On the planning team and company support
Jen: “During the three to four months leading up to the event, we worked with a diverse team of women here at Tonic – from account managers to project managers to designers to developers, you name it – who helped us turn our idea into a reality. Our discussions each week were candid and action-oriented. These women helped in whatever way they could, whether it was through generating ideas, questions and/or solutions, designing, planning, volunteering, marketing, etc. They were amazing, and we couldn’t have done this without them!”
Shannon: “One of the things that also stood out to me was how supportive our male counterparts were along the way. Our colleagues supported our idea and did whatever was necessary to make sure that this event was successful and also in line with our vision, including planning, operations management, event setup and take-down, and overall direction. It was awesome to have their encouragement!”
On the reaction to the event and sense of community

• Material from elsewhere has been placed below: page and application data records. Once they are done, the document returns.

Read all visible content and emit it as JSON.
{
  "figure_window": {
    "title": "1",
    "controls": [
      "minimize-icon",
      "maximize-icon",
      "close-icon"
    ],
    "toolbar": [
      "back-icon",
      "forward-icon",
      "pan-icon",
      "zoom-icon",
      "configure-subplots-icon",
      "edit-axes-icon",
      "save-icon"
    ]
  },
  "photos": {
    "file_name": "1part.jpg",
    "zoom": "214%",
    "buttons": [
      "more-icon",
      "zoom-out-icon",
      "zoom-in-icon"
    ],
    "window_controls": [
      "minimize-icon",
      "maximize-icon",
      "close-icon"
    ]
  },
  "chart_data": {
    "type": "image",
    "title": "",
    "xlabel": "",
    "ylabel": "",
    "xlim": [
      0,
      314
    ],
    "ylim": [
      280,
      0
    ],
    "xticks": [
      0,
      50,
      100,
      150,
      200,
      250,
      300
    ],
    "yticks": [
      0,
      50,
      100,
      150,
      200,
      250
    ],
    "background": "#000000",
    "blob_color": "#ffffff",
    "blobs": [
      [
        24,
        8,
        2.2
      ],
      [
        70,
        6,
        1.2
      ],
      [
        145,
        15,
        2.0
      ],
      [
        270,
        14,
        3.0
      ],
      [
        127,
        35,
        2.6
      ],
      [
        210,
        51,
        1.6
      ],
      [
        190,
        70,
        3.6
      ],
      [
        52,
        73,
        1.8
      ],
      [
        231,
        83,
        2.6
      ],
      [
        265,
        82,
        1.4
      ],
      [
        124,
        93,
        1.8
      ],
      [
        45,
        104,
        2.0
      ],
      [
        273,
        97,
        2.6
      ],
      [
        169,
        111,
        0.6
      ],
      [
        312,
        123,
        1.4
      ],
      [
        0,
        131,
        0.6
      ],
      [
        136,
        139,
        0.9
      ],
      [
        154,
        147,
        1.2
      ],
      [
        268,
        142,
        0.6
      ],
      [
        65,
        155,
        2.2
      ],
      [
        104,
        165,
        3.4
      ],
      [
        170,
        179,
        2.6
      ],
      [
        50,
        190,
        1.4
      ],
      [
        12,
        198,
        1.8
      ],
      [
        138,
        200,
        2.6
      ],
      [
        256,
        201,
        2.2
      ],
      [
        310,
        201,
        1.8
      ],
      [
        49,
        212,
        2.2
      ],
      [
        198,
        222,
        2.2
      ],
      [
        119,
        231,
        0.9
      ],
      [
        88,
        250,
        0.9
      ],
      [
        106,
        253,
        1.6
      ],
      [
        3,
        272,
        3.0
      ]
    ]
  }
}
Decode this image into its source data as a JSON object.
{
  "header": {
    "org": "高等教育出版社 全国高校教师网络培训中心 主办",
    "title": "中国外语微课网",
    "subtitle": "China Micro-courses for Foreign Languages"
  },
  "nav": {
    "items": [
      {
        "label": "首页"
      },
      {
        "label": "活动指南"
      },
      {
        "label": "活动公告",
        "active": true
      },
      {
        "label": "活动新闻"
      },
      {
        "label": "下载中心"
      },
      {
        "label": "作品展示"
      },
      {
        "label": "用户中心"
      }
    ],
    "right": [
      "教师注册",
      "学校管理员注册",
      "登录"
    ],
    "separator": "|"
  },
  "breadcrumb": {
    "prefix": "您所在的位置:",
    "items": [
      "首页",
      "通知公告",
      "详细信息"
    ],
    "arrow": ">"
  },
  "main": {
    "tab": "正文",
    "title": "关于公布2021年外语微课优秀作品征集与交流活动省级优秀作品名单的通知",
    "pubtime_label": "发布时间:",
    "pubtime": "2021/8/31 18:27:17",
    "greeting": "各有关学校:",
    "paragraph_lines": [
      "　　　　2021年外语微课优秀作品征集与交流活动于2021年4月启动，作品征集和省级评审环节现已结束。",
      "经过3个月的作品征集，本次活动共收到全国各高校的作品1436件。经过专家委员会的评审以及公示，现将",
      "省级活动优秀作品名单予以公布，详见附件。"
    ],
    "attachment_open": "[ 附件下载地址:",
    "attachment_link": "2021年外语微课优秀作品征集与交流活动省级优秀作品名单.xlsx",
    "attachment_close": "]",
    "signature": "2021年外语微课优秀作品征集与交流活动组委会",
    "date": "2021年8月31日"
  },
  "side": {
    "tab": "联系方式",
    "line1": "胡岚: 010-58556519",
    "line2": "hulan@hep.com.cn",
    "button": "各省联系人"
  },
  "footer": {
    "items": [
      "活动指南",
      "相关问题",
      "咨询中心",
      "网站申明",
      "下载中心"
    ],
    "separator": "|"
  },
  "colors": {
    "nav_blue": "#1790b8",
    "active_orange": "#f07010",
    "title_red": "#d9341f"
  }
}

Shannon: “The event was more powerful than I could have imagined. Jen and I wanted to create a positive space that focused on solutions and action. It’s so easy to get wrapped up in the negatives, no matter what subject is being talked about. My hope going into the night was that our discussion leaders and our audience members would be real and honest about their own experiences and that all of us would stay focused on how we can actually create change. We did just that. I felt a real sense of community that evening, and I think many others did as well. We have received nothing but positive feedback and gratitude from attendees and through various media outlets – it’s been humbling.”
Jen: “From a company perspective, it was awesome to see our Women In Tech team working alongside several of our male colleagues in the background to ensure that this event was the best that it could be. Not only was there a sense of community among the attendees in the room, there was also a sense of community within our own company. The gender gap topic can be a divisive one, but that night, we as Tonic Design came together as a unit for an important issue that affects all of us, not just females. It was really special to be a part of that.”
On the future
Jen: “Going forward, our goal is to host two roundtables per year (similar to this first one). Ultimately, we envision a room that includes us, our guests, and our mentees participating in these discussions, whether as audience members or as discussion leaders. We see a room where all of us are learning from each other.”
Shannon: “Studies have shown that by the time girls enter middle school, 50% of them who were once interested in computer science no longer pursue it. My hope is that our future events continue to bring awareness to this issue. We will also be kicking off a mentorship program for middle school girls in 2017, and we are hoping to give female students coming into the tech industry after us opportunities to shine and see what their possibilities are. We want to do our part.”